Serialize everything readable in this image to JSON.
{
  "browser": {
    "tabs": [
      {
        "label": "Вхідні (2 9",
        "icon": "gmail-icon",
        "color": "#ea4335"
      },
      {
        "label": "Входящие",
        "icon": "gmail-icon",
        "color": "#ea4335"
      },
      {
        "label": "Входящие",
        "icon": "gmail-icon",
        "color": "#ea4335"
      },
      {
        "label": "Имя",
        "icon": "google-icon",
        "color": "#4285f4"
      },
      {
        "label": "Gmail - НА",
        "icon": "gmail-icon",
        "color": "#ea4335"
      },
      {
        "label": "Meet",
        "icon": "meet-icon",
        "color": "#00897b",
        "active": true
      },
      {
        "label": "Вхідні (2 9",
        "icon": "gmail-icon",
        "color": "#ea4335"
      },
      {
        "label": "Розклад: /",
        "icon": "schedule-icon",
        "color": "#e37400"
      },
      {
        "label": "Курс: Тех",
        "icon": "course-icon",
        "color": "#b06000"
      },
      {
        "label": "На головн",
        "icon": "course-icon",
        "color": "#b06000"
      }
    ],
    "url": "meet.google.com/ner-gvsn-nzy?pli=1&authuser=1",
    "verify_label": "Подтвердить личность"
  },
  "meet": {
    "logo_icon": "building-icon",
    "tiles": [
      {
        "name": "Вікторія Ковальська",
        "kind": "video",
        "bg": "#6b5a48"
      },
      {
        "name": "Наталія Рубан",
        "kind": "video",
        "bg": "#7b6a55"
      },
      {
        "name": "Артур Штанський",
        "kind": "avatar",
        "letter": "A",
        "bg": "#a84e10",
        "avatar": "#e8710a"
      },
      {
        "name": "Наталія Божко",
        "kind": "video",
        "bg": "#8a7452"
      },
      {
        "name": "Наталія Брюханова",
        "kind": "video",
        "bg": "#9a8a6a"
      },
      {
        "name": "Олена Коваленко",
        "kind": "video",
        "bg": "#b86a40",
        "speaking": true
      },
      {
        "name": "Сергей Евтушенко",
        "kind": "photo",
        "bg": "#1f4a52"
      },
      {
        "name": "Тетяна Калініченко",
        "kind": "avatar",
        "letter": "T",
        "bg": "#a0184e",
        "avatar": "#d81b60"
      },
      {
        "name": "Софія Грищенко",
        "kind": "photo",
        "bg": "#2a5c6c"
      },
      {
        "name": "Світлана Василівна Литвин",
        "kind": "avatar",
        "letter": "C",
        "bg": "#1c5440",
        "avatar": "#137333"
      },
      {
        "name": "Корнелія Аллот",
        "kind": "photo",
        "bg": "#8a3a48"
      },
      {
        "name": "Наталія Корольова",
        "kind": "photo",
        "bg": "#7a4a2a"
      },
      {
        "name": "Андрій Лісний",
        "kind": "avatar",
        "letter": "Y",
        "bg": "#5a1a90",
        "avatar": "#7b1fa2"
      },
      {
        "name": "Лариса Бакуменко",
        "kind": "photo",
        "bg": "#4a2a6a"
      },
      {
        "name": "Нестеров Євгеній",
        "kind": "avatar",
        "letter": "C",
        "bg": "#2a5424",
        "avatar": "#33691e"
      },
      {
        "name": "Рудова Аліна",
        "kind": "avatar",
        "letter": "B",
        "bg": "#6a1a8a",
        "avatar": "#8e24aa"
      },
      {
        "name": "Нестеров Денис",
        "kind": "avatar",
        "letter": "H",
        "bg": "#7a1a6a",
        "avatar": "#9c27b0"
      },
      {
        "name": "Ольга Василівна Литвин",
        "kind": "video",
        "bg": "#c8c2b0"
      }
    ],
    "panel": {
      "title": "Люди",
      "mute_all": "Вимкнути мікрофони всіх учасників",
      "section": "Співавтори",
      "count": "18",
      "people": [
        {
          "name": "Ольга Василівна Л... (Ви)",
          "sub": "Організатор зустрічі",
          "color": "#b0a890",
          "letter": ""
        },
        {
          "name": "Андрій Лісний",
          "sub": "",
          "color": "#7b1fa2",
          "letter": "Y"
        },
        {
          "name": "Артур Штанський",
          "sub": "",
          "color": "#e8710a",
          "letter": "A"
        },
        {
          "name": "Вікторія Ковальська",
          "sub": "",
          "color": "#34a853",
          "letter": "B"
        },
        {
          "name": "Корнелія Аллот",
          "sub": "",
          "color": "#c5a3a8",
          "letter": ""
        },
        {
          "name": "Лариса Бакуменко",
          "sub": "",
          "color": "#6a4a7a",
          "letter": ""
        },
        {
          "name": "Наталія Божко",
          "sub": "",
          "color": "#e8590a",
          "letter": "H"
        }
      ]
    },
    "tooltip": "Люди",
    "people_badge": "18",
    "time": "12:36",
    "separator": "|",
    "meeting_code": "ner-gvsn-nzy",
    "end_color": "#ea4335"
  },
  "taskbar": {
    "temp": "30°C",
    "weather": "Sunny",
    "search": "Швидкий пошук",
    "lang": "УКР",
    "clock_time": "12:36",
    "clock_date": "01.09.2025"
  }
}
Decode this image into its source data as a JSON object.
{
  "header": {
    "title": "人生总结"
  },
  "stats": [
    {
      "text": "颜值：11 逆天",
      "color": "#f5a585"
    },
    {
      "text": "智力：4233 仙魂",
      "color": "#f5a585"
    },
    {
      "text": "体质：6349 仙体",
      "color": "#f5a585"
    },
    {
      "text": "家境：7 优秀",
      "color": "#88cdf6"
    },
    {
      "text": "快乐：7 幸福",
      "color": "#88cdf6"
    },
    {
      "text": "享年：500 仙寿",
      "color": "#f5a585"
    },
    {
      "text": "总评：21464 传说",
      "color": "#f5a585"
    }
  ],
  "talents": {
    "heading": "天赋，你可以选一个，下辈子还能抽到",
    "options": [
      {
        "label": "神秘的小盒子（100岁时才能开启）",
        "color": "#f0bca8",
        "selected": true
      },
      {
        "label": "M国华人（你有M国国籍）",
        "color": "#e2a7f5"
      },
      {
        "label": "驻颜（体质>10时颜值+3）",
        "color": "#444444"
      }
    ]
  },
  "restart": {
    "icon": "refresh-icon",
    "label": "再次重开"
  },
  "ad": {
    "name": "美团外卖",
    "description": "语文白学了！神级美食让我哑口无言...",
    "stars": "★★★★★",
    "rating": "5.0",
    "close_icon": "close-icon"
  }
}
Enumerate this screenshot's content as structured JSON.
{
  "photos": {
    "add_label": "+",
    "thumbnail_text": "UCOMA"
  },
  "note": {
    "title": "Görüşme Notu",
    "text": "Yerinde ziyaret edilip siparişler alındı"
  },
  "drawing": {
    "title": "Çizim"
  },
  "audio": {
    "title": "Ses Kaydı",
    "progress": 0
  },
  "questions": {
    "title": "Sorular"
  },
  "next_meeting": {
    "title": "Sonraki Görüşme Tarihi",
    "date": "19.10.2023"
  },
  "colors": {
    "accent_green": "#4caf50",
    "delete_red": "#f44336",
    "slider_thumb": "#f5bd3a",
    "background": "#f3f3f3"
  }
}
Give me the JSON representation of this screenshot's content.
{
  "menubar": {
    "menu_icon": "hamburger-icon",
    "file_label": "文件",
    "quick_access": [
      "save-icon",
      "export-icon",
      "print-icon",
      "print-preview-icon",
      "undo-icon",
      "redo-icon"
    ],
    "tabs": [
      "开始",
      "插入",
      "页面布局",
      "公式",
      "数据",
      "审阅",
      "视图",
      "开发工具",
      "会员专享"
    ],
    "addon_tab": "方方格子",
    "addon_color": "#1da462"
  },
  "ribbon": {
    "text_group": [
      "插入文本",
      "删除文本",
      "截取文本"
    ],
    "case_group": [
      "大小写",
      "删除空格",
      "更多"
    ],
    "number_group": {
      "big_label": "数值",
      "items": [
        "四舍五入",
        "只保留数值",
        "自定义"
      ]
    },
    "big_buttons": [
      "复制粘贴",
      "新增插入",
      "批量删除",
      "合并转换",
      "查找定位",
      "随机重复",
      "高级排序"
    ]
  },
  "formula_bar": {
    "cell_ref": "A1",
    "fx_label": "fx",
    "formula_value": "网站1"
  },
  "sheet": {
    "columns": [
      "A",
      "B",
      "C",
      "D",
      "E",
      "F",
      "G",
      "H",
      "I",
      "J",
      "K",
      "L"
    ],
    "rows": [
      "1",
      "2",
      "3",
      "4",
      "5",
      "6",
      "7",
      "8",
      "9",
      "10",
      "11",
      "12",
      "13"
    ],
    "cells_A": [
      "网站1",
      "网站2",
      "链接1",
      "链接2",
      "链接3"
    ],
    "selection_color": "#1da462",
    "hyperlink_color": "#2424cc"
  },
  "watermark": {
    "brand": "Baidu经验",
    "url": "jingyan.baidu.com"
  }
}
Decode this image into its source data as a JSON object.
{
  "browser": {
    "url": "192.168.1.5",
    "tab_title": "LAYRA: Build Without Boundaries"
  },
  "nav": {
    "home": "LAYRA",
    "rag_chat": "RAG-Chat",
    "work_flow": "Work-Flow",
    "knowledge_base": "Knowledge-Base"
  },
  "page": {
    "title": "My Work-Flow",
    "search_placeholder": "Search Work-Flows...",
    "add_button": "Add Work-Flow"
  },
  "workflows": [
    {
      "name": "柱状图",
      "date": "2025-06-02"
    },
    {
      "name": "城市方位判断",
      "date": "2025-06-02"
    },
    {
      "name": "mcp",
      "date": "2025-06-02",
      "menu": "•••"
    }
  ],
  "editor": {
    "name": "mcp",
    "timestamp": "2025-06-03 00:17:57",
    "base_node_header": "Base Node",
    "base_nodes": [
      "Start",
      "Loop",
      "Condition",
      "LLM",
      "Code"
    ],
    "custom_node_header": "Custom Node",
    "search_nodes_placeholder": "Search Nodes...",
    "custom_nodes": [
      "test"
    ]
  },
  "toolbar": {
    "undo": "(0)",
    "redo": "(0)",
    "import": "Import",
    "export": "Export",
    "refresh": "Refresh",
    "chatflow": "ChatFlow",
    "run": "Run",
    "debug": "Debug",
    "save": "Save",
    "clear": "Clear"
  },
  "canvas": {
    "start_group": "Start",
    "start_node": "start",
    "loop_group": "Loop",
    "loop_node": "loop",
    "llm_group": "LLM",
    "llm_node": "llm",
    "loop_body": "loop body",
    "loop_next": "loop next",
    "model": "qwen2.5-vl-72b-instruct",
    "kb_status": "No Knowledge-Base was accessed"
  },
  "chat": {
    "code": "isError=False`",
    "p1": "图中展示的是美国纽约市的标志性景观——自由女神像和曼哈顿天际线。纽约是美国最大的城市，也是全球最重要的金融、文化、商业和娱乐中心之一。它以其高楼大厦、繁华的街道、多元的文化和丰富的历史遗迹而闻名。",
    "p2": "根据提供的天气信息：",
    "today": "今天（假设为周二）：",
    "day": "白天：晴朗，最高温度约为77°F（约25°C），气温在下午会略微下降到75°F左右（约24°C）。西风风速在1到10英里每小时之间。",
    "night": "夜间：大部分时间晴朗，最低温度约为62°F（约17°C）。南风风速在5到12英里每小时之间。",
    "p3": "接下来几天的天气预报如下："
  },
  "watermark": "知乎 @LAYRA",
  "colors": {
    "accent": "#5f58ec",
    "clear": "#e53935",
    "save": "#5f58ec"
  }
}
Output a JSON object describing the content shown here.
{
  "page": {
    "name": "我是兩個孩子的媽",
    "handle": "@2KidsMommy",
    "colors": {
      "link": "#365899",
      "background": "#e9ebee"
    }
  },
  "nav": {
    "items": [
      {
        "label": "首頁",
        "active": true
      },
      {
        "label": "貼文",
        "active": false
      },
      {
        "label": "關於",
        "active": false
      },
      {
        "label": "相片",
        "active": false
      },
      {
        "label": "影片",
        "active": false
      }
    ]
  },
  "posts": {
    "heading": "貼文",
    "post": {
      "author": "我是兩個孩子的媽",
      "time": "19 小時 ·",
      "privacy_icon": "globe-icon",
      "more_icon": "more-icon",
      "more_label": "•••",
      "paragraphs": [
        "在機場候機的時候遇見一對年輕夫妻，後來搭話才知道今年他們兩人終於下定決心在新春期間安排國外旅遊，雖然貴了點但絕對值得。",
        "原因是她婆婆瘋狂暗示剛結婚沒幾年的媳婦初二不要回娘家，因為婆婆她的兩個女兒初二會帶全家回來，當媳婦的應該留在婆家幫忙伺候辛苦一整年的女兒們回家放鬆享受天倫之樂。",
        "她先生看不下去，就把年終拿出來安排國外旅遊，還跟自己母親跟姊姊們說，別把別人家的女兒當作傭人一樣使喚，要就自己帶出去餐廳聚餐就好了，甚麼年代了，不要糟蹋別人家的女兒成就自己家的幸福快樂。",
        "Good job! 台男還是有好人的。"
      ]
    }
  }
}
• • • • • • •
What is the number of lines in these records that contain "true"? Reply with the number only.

Exercise output:
4